**Assignment**
Pictures aside, repeat every entry exactly.
(Provided records Opens)
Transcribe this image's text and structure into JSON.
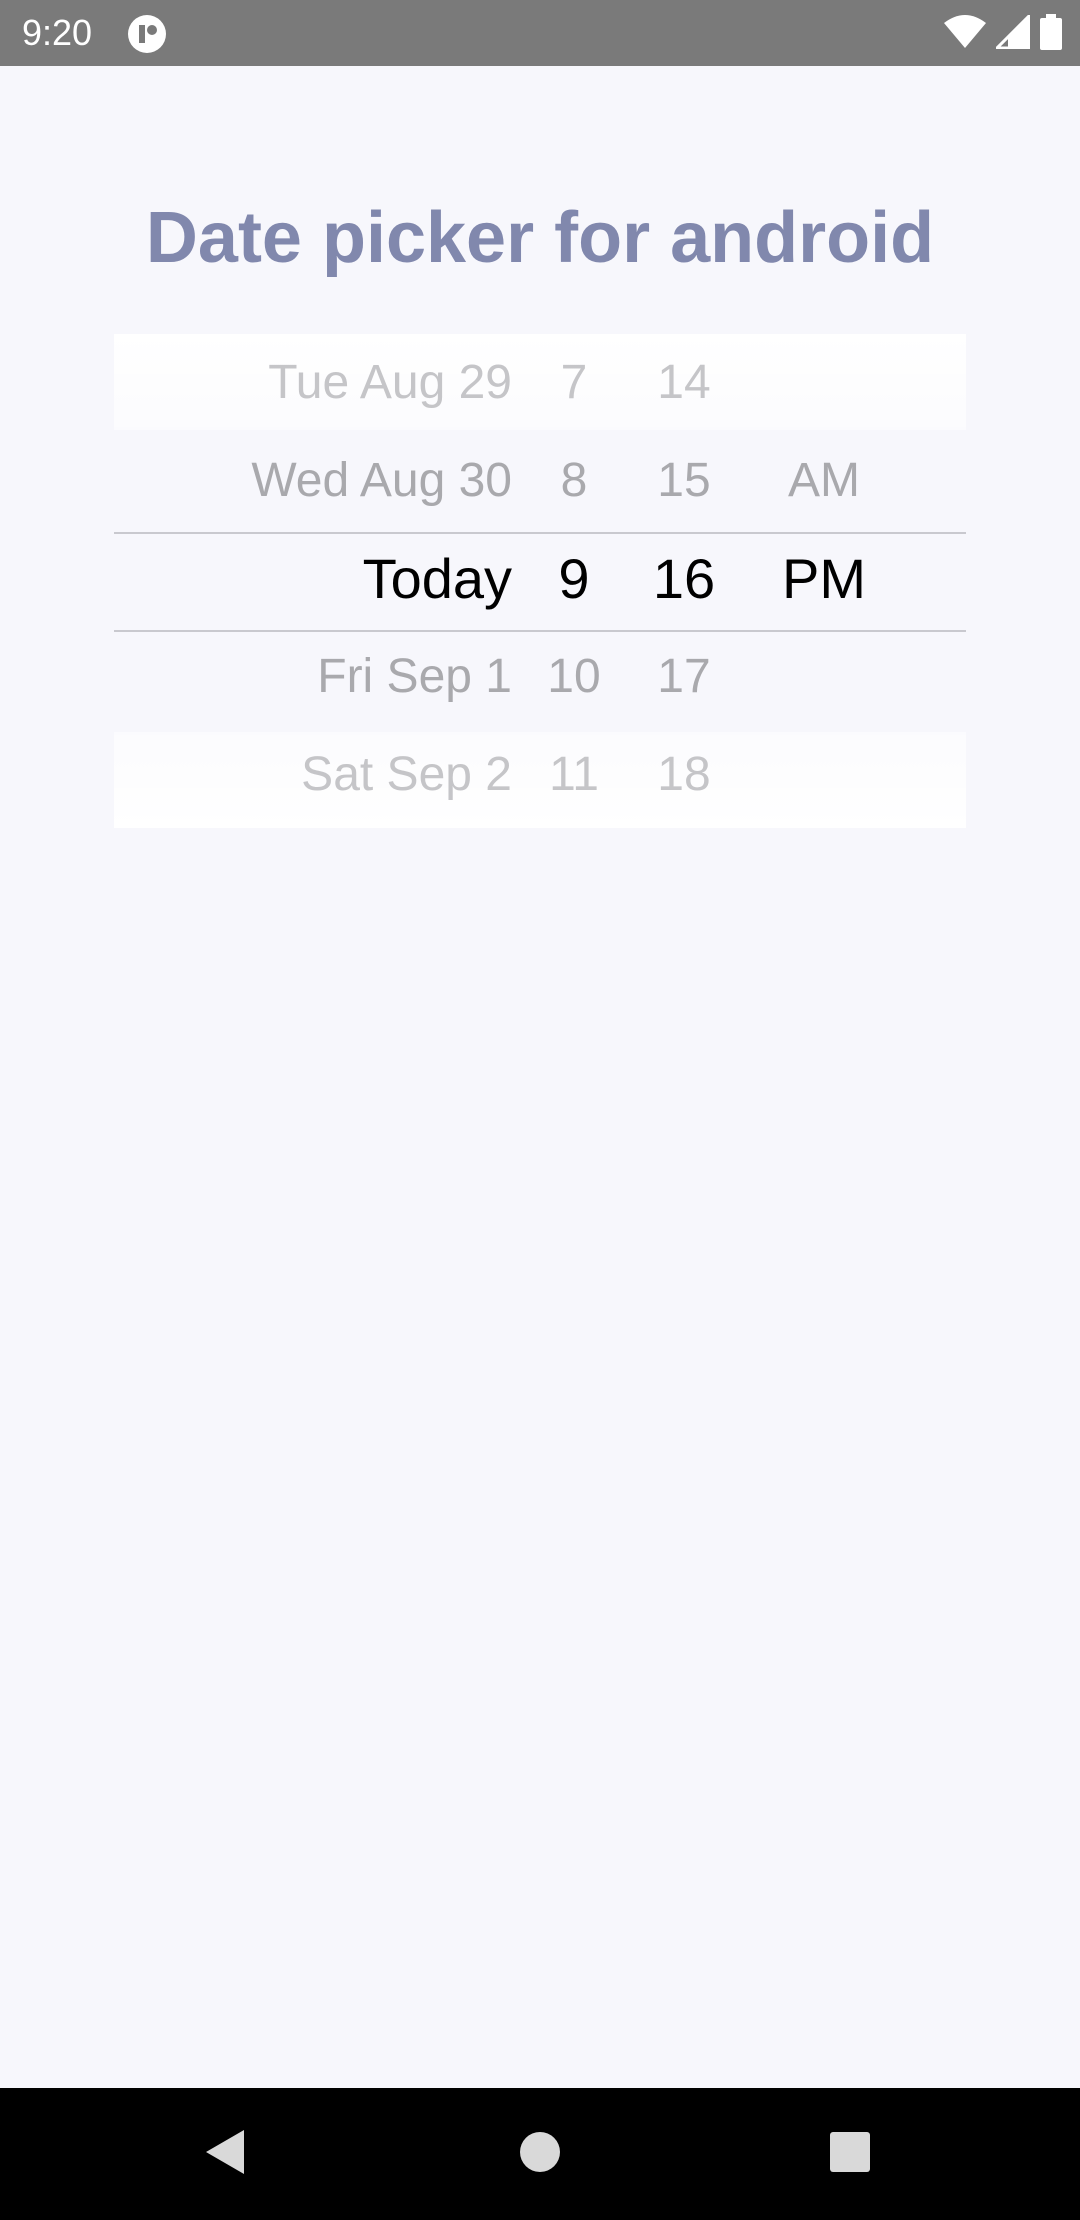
{
  "status_bar": {
    "time": "9:20",
    "icons": [
      "app-notification-icon",
      "wifi-icon",
      "cellular-signal-icon",
      "battery-icon"
    ]
  },
  "page": {
    "title": "Date picker for android"
  },
  "picker": {
    "dates": [
      "Tue Aug 29",
      "Wed Aug 30",
      "Today",
      "Fri Sep 1",
      "Sat Sep 2"
    ],
    "hours": [
      "7",
      "8",
      "9",
      "10",
      "11"
    ],
    "minutes": [
      "14",
      "15",
      "16",
      "17",
      "18"
    ],
    "ampm": [
      "",
      "AM",
      "PM",
      "",
      ""
    ],
    "selected": {
      "date": "Today",
      "hour": "9",
      "minute": "16",
      "ampm": "PM"
    }
  },
  "nav_bar": {
    "icons": [
      "back-icon",
      "home-icon",
      "recents-icon"
    ]
  },
  "colors": {
    "title": "#8188ad",
    "background": "#f7f7fc",
    "status_bar": "#7a7a7a",
    "nav_bar": "#000000",
    "selected_text": "#000000",
    "unselected_text": "#a9a9ad"
  }
}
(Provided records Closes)
**Solution to this exercise**
Transcribe this image's text and structure into JSON.
{
  "status_bar": {
    "time": "9:20",
    "icons": [
      "app-notification-icon",
      "wifi-icon",
      "cellular-signal-icon",
      "battery-icon"
    ]
  },
  "page": {
    "title": "Date picker for android"
  },
  "picker": {
    "dates": [
      "Tue Aug 29",
      "Wed Aug 30",
      "Today",
      "Fri Sep 1",
      "Sat Sep 2"
    ],
    "hours": [
      "7",
      "8",
      "9",
      "10",
      "11"
    ],
    "minutes": [
      "14",
      "15",
      "16",
      "17",
      "18"
    ],
    "ampm": [
      "",
      "AM",
      "PM",
      "",
      ""
    ],
    "selected": {
      "date": "Today",
      "hour": "9",
      "minute": "16",
      "ampm": "PM"
    }
  },
  "nav_bar": {
    "icons": [
      "back-icon",
      "home-icon",
      "recents-icon"
    ]
  },
  "colors": {
    "title": "#8188ad",
    "background": "#f7f7fc",
    "status_bar": "#7a7a7a",
    "nav_bar": "#000000",
    "selected_text": "#000000",
    "unselected_text": "#a9a9ad"
  }
}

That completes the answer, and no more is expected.